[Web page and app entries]

+===+

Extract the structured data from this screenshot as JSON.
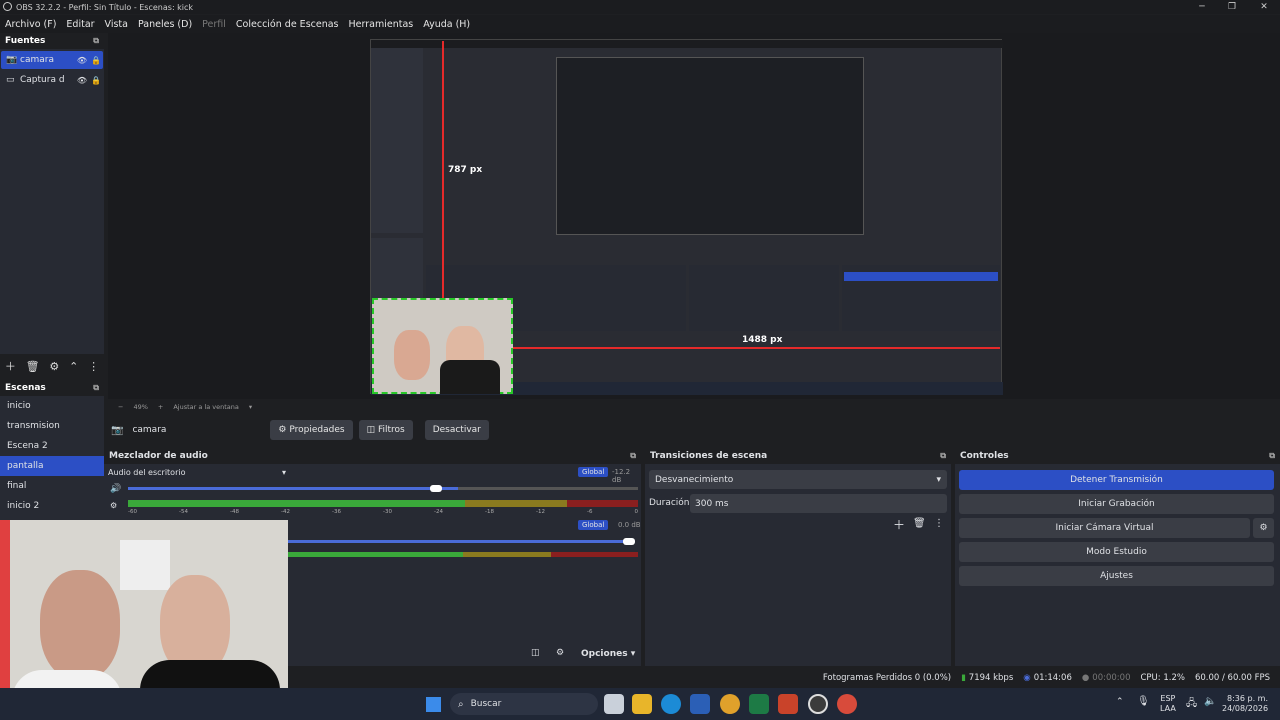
{
  "window": {
    "title": "OBS 32.2.2 - Perfil: Sin Título - Escenas: kick"
  },
  "menu": [
    "Archivo (F)",
    "Editar",
    "Vista",
    "Paneles (D)",
    "Perfil",
    "Colección de Escenas",
    "Herramientas",
    "Ayuda (H)"
  ],
  "sources": {
    "title": "Fuentes",
    "items": [
      {
        "name": "camara",
        "selected": true
      },
      {
        "name": "Captura d",
        "selected": false
      }
    ]
  },
  "scenes": {
    "title": "Escenas",
    "items": [
      "inicio",
      "transmision",
      "Escena 2",
      "pantalla",
      "final",
      "inicio 2"
    ],
    "selected": "pantalla"
  },
  "preview": {
    "label_vertical": "787 px",
    "label_horizontal": "1488 px",
    "zoom": "49%",
    "fit": "Ajustar a la ventana"
  },
  "source_toolbar": {
    "source": "camara",
    "props": "Propiedades",
    "filters": "Filtros",
    "deactivate": "Desactivar"
  },
  "mixer": {
    "title": "Mezclador de audio",
    "track1": {
      "name": "Audio del escritorio",
      "badge": "Global",
      "db": "-12.2 dB",
      "level": 0.6
    },
    "track2": {
      "badge": "Global",
      "db": "0.0 dB",
      "level": 1.0
    },
    "scale": [
      "-60",
      "-54",
      "-48",
      "-42",
      "-36",
      "-30",
      "-24",
      "-18",
      "-12",
      "-6",
      "0"
    ],
    "options": "Opciones"
  },
  "transitions": {
    "title": "Transiciones de escena",
    "type": "Desvanecimiento",
    "duration_label": "Duración",
    "duration": "300 ms"
  },
  "controls": {
    "title": "Controles",
    "stop": "Detener Transmisión",
    "record": "Iniciar Grabación",
    "virtual": "Iniciar Cámara Virtual",
    "studio": "Modo Estudio",
    "settings": "Ajustes"
  },
  "status": {
    "dropped": "Fotogramas Perdidos 0 (0.0%)",
    "kbps": "7194 kbps",
    "stream_time": "01:14:06",
    "rec_time": "00:00:00",
    "cpu": "CPU: 1.2%",
    "fps": "60.00 / 60.00 FPS"
  },
  "taskbar": {
    "search": "Buscar",
    "lang1": "ESP",
    "lang2": "LAA",
    "time": "8:36 p. m.",
    "date": "24/08/2026"
  },
  "colors": {
    "accent": "#2c4fc5",
    "panel": "#272a33",
    "bg": "#1e1f22"
  }
}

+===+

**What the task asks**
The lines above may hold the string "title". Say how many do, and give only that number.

**Answer to the problem**
6